Your task: Report every line below that carries the word "circuit".

[Excerpts from a dataset]

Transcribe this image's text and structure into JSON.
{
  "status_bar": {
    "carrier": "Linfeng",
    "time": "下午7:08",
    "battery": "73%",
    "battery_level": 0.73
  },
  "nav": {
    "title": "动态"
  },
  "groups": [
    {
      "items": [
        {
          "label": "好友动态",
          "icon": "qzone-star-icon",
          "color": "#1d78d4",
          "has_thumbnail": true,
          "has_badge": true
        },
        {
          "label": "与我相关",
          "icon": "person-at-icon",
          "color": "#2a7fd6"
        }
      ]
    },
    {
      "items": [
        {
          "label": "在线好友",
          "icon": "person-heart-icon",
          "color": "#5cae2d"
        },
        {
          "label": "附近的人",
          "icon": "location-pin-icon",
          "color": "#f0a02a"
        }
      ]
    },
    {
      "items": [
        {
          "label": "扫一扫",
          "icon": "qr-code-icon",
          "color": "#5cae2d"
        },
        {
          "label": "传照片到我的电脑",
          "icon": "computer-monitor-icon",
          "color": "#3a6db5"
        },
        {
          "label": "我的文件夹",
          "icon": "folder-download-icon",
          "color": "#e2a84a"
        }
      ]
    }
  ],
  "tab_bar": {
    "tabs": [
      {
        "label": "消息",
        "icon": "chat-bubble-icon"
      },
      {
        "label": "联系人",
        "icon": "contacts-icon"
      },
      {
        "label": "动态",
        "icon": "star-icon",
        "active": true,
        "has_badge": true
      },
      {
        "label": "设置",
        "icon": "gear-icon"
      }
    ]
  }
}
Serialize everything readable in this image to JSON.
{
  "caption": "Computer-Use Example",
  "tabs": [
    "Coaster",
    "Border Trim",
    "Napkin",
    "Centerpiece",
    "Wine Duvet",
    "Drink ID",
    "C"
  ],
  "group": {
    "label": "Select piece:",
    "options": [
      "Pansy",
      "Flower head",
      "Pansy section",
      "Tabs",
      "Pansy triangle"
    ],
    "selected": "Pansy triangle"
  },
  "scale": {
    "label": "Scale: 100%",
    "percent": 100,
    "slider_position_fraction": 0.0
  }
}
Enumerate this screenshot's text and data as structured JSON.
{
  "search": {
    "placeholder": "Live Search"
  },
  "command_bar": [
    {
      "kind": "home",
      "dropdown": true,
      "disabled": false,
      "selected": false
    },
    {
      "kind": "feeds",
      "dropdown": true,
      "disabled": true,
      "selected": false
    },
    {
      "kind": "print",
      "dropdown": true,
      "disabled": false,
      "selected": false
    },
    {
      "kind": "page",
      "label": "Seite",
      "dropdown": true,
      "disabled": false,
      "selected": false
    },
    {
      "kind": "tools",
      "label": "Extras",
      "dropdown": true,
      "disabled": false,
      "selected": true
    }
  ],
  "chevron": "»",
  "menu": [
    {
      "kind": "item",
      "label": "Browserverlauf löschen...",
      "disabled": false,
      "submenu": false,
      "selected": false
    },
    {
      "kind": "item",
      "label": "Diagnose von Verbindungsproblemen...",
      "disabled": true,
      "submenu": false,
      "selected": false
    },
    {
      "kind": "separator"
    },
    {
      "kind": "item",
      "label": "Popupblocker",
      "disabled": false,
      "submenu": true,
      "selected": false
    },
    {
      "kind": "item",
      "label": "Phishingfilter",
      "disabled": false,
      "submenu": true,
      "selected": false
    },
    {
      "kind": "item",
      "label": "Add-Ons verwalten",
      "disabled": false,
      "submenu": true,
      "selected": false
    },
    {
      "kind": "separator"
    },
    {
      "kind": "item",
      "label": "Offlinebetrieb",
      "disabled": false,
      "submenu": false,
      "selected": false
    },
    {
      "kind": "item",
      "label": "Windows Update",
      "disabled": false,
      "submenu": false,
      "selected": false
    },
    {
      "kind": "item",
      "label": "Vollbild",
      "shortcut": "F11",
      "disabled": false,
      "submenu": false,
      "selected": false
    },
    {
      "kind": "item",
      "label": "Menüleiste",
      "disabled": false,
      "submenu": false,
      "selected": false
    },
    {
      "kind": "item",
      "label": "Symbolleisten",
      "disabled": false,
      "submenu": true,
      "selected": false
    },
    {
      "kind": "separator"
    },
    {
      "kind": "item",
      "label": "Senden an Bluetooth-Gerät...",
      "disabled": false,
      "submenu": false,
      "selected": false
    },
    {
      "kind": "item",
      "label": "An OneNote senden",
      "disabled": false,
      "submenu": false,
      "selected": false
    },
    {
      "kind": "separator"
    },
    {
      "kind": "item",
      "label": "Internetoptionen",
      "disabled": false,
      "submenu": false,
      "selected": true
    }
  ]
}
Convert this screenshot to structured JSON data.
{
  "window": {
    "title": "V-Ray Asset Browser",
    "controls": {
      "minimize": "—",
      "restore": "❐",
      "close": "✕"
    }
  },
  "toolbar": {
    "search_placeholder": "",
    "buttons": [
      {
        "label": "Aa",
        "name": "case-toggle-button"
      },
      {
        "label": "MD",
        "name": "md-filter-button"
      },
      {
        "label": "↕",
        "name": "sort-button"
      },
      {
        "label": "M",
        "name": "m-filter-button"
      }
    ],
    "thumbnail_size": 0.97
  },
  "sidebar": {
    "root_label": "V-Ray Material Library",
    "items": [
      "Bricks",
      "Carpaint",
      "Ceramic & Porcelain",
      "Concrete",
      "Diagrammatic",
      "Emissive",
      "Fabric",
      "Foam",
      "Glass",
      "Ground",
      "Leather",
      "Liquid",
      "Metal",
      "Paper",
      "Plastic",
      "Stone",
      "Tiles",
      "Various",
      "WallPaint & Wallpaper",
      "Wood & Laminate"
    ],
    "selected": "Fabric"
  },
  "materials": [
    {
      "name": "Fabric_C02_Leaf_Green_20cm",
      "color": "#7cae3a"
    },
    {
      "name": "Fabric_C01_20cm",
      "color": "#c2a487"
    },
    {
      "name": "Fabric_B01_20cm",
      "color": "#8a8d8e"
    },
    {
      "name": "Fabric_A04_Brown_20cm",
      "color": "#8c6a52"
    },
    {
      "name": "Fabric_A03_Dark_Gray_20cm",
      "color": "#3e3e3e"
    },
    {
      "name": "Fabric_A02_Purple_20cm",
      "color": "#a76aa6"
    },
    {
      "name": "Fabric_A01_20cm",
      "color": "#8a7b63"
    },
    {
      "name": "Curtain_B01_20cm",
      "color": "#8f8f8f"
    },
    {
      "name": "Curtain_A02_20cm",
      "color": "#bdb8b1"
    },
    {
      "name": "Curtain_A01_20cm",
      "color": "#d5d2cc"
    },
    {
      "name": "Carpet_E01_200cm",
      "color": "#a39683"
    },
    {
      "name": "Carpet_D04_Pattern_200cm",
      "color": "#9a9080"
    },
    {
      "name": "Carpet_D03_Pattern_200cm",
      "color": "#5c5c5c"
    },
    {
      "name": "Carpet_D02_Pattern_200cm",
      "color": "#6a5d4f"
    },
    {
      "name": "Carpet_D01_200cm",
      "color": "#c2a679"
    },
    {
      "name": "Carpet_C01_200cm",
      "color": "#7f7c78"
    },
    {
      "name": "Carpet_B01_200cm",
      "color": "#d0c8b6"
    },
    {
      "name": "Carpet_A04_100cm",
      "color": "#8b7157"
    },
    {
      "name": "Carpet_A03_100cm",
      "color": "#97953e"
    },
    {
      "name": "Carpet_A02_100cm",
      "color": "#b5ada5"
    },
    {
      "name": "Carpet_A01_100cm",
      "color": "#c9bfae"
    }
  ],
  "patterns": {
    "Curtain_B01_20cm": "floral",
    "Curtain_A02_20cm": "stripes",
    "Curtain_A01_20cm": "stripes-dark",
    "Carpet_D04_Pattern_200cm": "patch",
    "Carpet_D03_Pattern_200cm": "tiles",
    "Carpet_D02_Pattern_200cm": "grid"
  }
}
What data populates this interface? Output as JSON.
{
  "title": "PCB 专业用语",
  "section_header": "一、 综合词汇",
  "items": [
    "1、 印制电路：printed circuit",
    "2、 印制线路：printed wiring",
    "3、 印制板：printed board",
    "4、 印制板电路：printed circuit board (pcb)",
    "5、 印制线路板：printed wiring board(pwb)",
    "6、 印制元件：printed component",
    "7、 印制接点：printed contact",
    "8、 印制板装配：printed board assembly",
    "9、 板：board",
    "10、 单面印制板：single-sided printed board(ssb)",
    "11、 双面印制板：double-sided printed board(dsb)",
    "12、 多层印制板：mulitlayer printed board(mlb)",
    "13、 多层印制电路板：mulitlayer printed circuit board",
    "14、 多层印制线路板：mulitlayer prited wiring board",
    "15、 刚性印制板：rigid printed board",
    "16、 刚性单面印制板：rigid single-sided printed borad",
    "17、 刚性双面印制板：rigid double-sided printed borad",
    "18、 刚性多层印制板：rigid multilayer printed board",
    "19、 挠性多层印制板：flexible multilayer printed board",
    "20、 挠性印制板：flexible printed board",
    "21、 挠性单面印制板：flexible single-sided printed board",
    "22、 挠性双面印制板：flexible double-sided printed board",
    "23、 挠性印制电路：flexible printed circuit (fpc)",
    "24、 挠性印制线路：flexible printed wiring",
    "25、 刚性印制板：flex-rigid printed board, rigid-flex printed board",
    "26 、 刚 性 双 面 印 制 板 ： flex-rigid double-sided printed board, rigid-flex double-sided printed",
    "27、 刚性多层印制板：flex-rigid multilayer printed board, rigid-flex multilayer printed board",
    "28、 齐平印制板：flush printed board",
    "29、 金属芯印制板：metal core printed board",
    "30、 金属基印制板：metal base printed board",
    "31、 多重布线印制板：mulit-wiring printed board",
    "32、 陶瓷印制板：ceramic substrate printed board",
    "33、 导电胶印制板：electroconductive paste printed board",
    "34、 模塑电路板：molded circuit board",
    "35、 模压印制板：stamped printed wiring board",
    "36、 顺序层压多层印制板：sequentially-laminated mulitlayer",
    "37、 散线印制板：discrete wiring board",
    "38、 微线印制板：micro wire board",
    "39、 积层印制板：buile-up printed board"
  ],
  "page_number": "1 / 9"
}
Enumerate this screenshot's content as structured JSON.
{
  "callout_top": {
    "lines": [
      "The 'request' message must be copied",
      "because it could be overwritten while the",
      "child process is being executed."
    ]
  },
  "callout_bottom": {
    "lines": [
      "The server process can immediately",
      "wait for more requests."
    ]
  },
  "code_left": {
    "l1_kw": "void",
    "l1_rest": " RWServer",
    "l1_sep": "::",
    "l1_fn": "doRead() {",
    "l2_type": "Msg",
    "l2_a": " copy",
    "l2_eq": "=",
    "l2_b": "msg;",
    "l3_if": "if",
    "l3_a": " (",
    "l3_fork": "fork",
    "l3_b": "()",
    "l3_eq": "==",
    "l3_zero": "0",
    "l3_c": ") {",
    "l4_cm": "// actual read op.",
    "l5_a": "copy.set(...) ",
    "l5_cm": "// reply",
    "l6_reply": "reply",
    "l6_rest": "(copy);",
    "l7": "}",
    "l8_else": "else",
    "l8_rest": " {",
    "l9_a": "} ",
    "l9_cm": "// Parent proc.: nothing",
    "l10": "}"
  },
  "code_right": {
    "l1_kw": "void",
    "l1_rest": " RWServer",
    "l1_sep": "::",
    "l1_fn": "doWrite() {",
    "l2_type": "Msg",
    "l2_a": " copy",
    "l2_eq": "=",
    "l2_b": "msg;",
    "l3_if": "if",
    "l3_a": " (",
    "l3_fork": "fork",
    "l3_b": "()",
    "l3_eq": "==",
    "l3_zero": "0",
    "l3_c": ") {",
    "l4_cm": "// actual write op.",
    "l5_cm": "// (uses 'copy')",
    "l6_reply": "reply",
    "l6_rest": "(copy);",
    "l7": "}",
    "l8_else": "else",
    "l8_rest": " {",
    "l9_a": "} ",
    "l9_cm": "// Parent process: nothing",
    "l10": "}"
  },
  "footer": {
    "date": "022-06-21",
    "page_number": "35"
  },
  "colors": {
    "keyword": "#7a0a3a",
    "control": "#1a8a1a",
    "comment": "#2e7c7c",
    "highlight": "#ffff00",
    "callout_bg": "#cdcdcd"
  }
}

Reply:
    "1、 印制电路：printed circuit",
    "4、 印制板电路：printed circuit board (pcb)",
    "13、 多层印制电路板：mulitlayer printed circuit board",
    "23、 挠性印制电路：flexible printed circuit (fpc)",
    "34、 模塑电路板：molded circuit board",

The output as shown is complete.